Oppose: Nevada is already a “Stand Your Ground” state, eliminating the duty to retreat in self-defense or in defense of your home, your property, or another person. SB 175 would expand Nevada’s “Stand Your Ground” — or, more accurately, “Kill at Will” — law to include any “vehicle which is self-propelled.”
Oppose: Enacts the Nevada Preservation of Religious Freedom Act to prohibit governmental entities from substantially burdening the exercise of religion. Although the bill claims to protect the free exercise of religion, it could actually allow individuals to ignore our laws and discriminate based on their religious beliefs. Legislators have exempted the bill from applying to our civil rights laws, which protect Nevadans from discrimination in employment, public accommodations, and housing.
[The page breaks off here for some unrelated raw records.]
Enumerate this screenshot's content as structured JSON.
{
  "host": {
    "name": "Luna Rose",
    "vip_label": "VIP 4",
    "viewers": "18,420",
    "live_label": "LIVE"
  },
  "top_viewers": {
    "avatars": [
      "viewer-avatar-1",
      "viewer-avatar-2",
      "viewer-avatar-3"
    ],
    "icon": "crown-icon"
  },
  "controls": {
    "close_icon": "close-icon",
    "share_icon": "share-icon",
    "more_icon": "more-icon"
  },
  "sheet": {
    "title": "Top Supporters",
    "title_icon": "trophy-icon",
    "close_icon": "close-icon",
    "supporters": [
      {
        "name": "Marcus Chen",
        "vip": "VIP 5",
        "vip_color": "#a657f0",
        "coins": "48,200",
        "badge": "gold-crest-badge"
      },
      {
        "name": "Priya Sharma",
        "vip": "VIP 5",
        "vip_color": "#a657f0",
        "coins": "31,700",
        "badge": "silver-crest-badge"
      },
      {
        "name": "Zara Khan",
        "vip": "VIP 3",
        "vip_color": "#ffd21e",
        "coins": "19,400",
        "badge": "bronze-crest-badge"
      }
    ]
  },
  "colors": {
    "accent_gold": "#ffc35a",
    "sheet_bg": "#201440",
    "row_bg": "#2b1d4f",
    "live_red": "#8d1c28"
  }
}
Support: Authorizes the Attorney General to establish a program to assist law enforcement personnel and prosecuting attorneys in complying with certain requirements of the Vienna Convention on Consular Relations; and providing other matters properly relating thereto.
Oppose: Revises provisions relating to genetic marker analysis. Requires DNA to be collected from any person arrested for a felony, whether or not the individual is charged or convicted or if DNA is necessary to investigate the crime.
Oppose: Revises provisions governing voluntary sexual conduct between a prisoner and another person.
Support: Nevada law currently criminalizes sexual activity for same-sex partners between the ages of 16 to 18, while permitting the sexual activity for opposite-sex partners of the same age. This bill would repeal Nevada’s so-called “infamous crime against nature” statues and equalize the age of consent for both opposite- and same-sex sexual partners.
Oppose: SB 40 creates a new crimes realted to gaming that will incarcerate individuals who pose little or no threat to public safety.
Support: Over a decade ago, Nevada citizens voted to amend the constitution to include that “only a marriage between a male and female person shall be recognized.” This resolution begins the process to repeal that constitutional amendment, paving the way for marriage equality in Nevada.